How did you end up teaching at EBS?
I joined EBS in 1999. autumn. During the 90s it was usual that when companies were searching for new employees then they were usually found through acquaintances. I was recruited to the EBS Language Center thanks to Silvia Lepalaan, who is on vacation already. Later I moved on to the Department of Marketing and Communication where I am still working.
Please give us a brief overview of your career.
My career isn’t very diverse. Just another day me and a colleague of mine, with whom I started working here at the same time, were discussing that “together we came here and probably together we leave here once that day should arrive”. To be exact, I’ve always and only worked at EBS. During my studies in University of Tallinn I used to work consequently at Tallinn Airport’s tax-free store, but I think that “doesn’t count”. But at EBS my career flowed very academically – at first I was a lecturer, then docent, then professor and now (for some time) associate professor.
Tell us something interesting about yourself that your students might not know.
Hmmm… well I really love to fool around and break small unwritten rules, during which no one gets hurt.
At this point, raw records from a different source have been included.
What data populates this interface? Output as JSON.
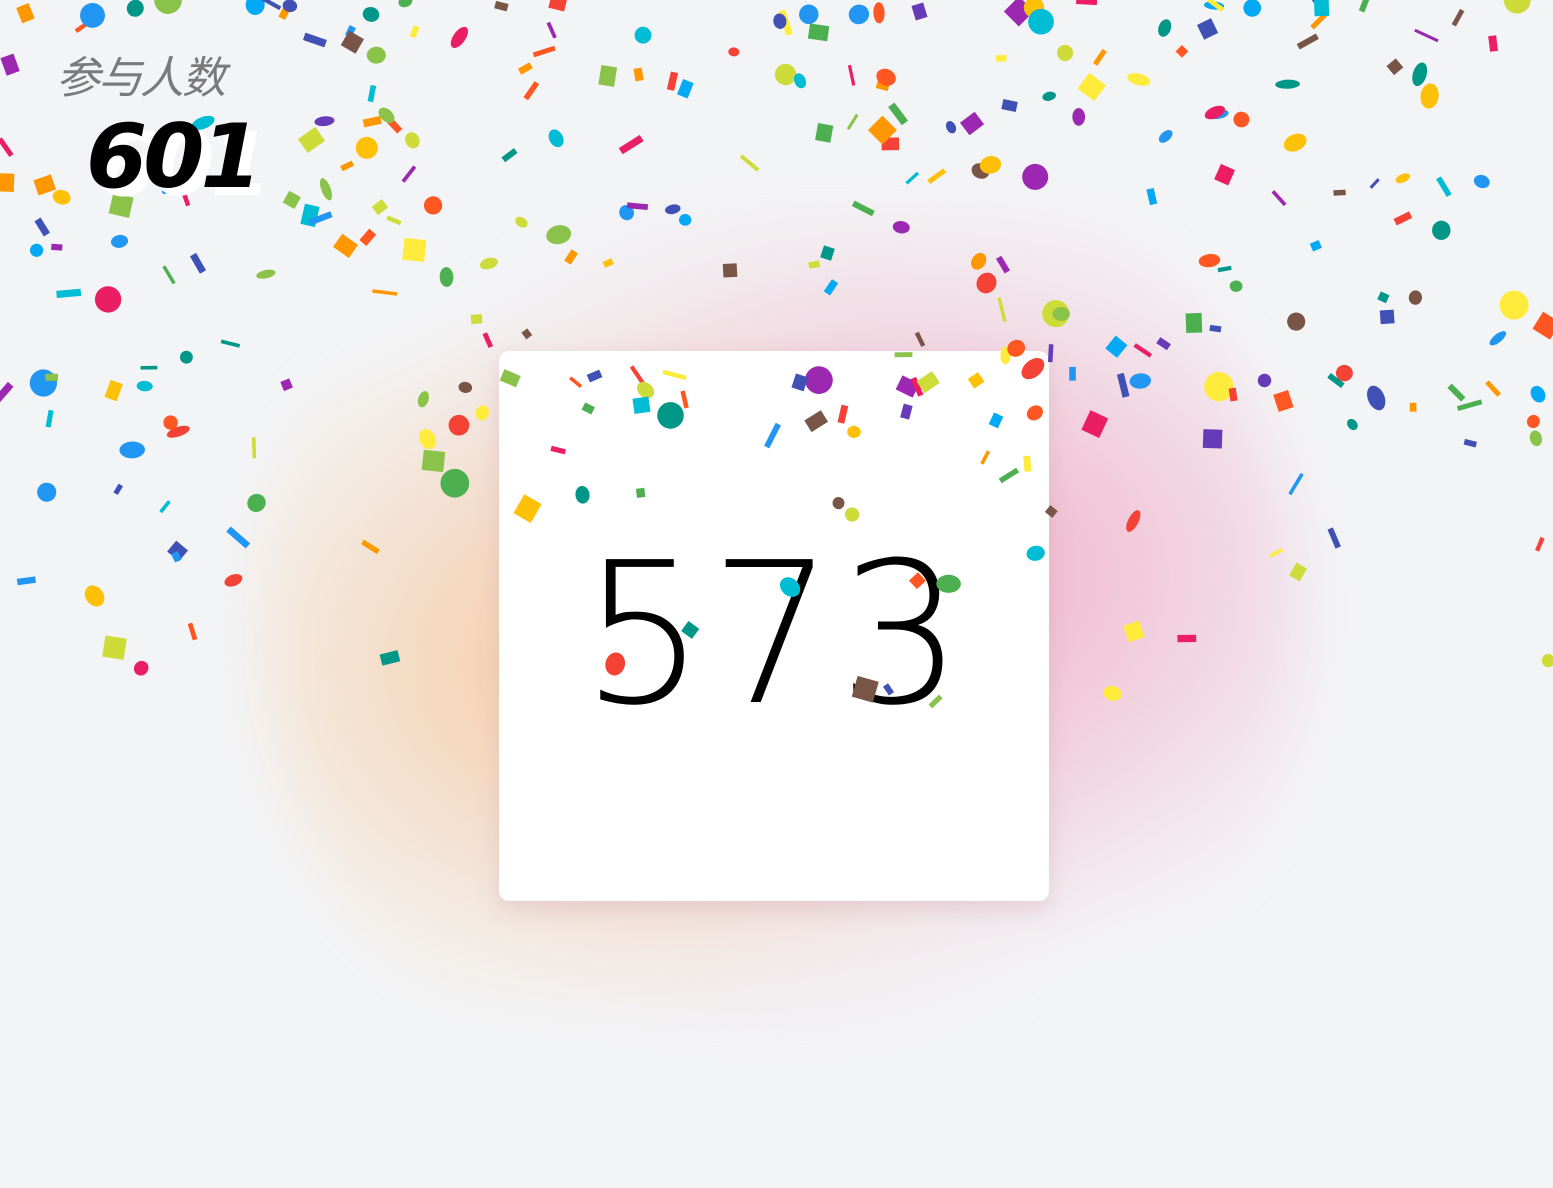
{
  "participants": {
    "label": "参与人数",
    "count": "601"
  },
  "card": {
    "number": "573"
  },
  "colors": {
    "background": "#f3f4f6",
    "card": "#ffffff",
    "confetti_palette": [
      "#3f51b5",
      "#009688",
      "#e91e63",
      "#ffc107",
      "#ff9800",
      "#4caf50",
      "#2196f3",
      "#9c27b0",
      "#673ab7",
      "#795548",
      "#cddc39",
      "#ffeb3b",
      "#f44336",
      "#03a9f4",
      "#00bcd4",
      "#8bc34a",
      "#ff5722"
    ]
  }
}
For instance, me and my friend have done yoga-practice on nocturnal Tallinn streets. And as another example when someone asks me who I work as, then sometimes I answer that I work as a teacher, a P.E. teacher. I have always enjoyed fooling around like that.
What is your greatest dream?
Oh! Well that is the kind of question where the nice expected answer would be “to sail around the world” but I don’t have that kind of an answer. My dream is much more of a boring one – I’d love to live with a calm heart, happily with one person until the end of my days. Such a dream. Someone once said ”phäh! What kind of a dream is that supposed to be?!”, but another said “Wow, you have an amazing dream! That is definitely a real dream, because it’s really difficult to achieve it!”
If you could leave all your duties aside, what would be the first thing you would do?
Well, we never exactly know what we would do when that kind of a time would come (maybe we would search for a new job?), but then I think I would love to volunteer at Arvo Pärt’s Centre more in depth (right now I volunteer there very episodically) and be useful while spending my time there. In addition, I would attend more concerts and read more books and most likely travel more. But only in Europe, because this is where I have always felt very good while travelling. I feel a bit weird about thinking of traveling on your free time from your own budget to places, where we don’t feel comfortable or good. Some call it non-adventurous. Interesting, is it good or bad? Well, I don’t care…
What have been the greatest learning points and lessons during your career?
Do less, but do it as best as you can. For instance, some positions in universities have publication obligations. I have always liked to publicize less, but things that l would not feel embarrassed about. At the very beginning of my career I published one article about which I felt very embarrassed afterwards, but fortunately that article doesn’t exist anymore. Related to teaching, it is always important to keep in mind that giving in (to students) can come with bad consequences. I’d really-really want to comply and say “ok-ok, you can submit your work a week later!”, but then you have to toughen up and say “No!”.
If a student would like to try out working in your area of specialty, what would be your suggestion on where and how to start?
For starters, I think it would be wise to talk with one of the lecturers, and agree on if the student could have a chance to conduct a few lectures and if she or he likes it (and the students listening also like it), then they could conduct a whole course. And if she or he still actually likes doing it then the aftermath is easy, bachelor’s, master’s, doctor’s degree, a loads of pedagogics, your own research, then teach and publish and teach and publish and then once more teach and publish and there you go! Easy-peasy!
How would you describe yourself as a person and as a lecturer?
I believe that I’m a cheerful colleague and lecturer. During lectures I’m also highly active and interactive. Often, I compose my lectures in a specific style: “I ask, students answer” and that’s how they learn (hopefully). I extremely love it when people doubt something that has been written or said (even when I say it) and students start to discuss the things from a new perspective. During my lectures, I always demand of my students to “analyze, analyze, don’t describe, because we can all see the description! Don’t just say that the doors of EBS main entrance are made of oak, we can all see that. Better- talk about what it could mean and refer to!”. At first students really don’t understand, but after a few weeks everyone feels more comfortable when analyzing.
You used to be a student at EBS, what did you enjoy the most about studying at EBS?
Oh, the first thing that comes to my mind is, that it was EXTREMELY difficult. I mean, it was a lot of fun too, many interesting course mates, etc., but you had to study and do something ALL THE TIME. For example, we had to write one essay every week to Hardo Pajula. Do you know how tough it is to write him a (good) essay? And during those times when I was a Master’s student, the studies took place on Fridays and Saturdays and as a result, I didn’t see my family for one and a half years… It was very intense.